How are you doing? I’m doing okay, but not great. I’m sick of working from home, of worrying, of days on the couch leading into evenings on the couch. Of no surprises and small worlds. Of insurrection and racial injustice and the failings of democracy. Of my playlists and sweatpant rotation and yoga apps. Of the book I should just stop pretending to read because I haven’t finished a book in months. Of my job, adjusted for *these times* but nowhere near as fulfilling. Of being worried about my family and friends and coworkers, and for myself every time I cough. Of idiots not covering their noses with their masks, or walking too close to me, or just generally low on respect for others. Of online trivia and online hangouts and online games and online rehearsals and online shopping. What I wouldn’t give to eat a piece of pizza on the subway on the way to a concert. Or to sit at a bar by myself and get one too many happy hour cocktails while waiting for a dance class. Or to go onto kayak and search flights and then just decide to buy one because I miss people and I miss adventure and I’m a grown ass woman who can afford to go to Miami for a weekend, thank you very much.
And yet I’m also anxious about our impending “return to normal”. Will we stay in our own comfort, having gotten used to solitude? I can’t help but think back to pre-pandemic life, a blur of restaurants and performances and bars and hangouts and trips and late nights.
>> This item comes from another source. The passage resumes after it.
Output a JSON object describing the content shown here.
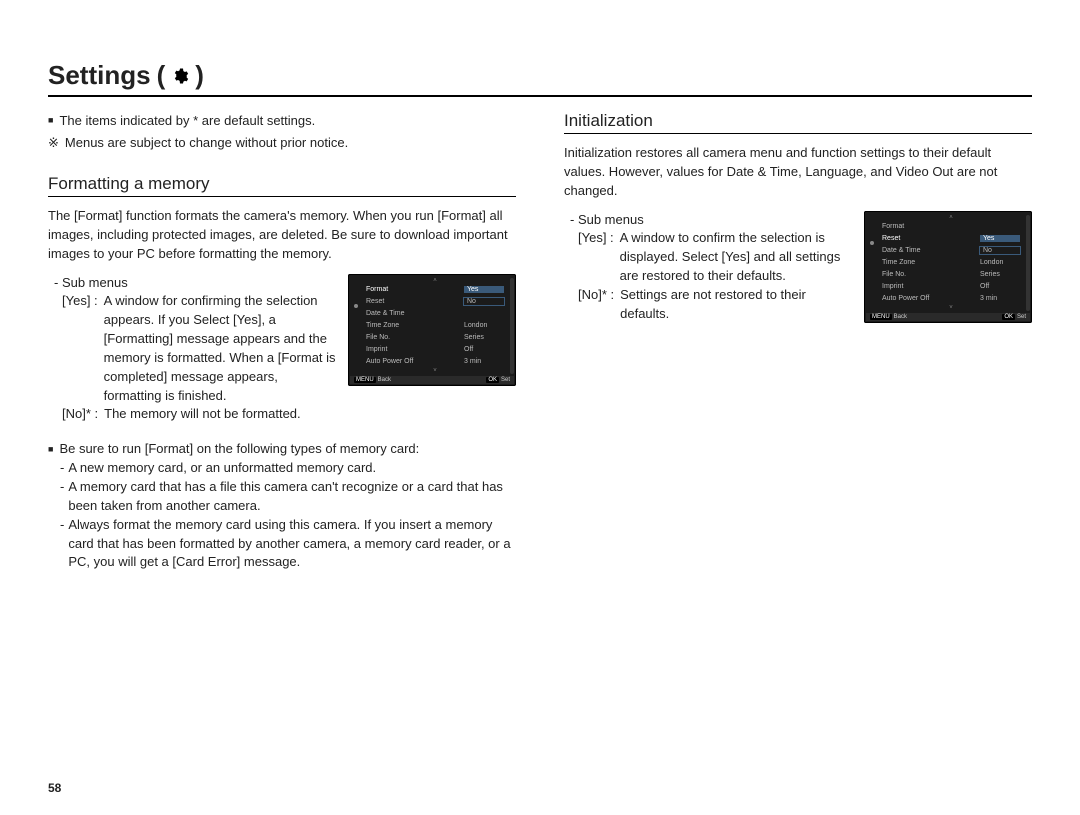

I maybe only cooked once or twice a week.
Now we cook alllll the time. I’ve actually documented it, one picture a day since last March, linked somewhere on a previous post that I’m not too eager to reshare. They’re not beautiful photos, but forms a pretty amazing diary of a year of dinners, mostly homemade. Lots of experiments, and weirdly only a handful of repeats. You can see the moment when we deemed it safe to get takeout, track the seasons through what CSA produce appears, see the blur around the election where I baked a bunch and didn’t eat a vegetable for a week. You can see two visits to New Hampshire, with a change in dishware and surroundings. I can tell the meals we shared with our building and community, distanced and at times awkward, but with such relief to be around people and share food again.
It has not been an ideal year. But looking back over almost a year of dinners, baking projects, success, and only a couple failures, gives me pride. Cooking dinner has been a source of creativity, meditation, and community for me the past year. I’m so thankful. We’re going to get through this.
On that note, here’s an onion galette we made with our ridiculous CSA haul. It was so freaking good. Onions take time to caramelize, dough needs to rest, the galette takes it sweet time to bake. But you have some time these days, right?
ooo, some recipes from Februarys past:
one year ago – garlic bread “chilaquiles”
two years ago – baked rolled eggplant, Sicilian-style
four years ago – miso ginger kale salad
five years ago – roasted tomato and kasha bowl
Caramelized Onion Galette
a Swanky Original, I guess
First, make your dough. I used the smitten kitchen galette dough, which is just a dream. It needs to chill in the fridge for an hour before using. Use whatever recipe you love, or puff pastry.
Peel and slice 3 pounds of yellow onions into thin-but-not-too-thin strips. (Very thankful to be a contact-wearer for tasks like this.) This is a lot of onions!! It takes a while! That’s okay. Melt a big nob of butter and a drizzle of olive oil in the biggest pan you’ve got, over lowwww heat. Add onions and sprinkle with kosher salt. If you can’t fit all onions at once, add in batches once they’ve shrunk down a bit. Cook on low, stirring occasionally, for as long as you can bear it. These ones took me close to two hours. When they’re deeply golden, meltingly tender, and smell amazing, call it. I added some black pepper, some splashes of sherry vinegar, and a touch of fish sauce, and let it cook for 3 minutes more. Taste and adjust however you see fit.
At some point, preheat your oven to 400F.
On a floured surface, roll out your galette dough to about a 12 inch circle. Carefully transfer onto a parchment-lined baking tray. Leaving a 1-2 inch border, spread with grainy dijon mustard. Top with a healthy dusting of microplaned parmesan. Next add all your onions in an even layer. Fold galette dough edges attractively onto itself. Mix 1 egg yolk with a little bit of water, then brush this over the dough. Dust the whole thing (dough + onions) with another dose of parmesan. Mine took about 40 min to bake, though start checking at 30. It’s done with galette is puffed, evenly browned, and bottom has some color. Let cool slightly before eating. Also great at room temp.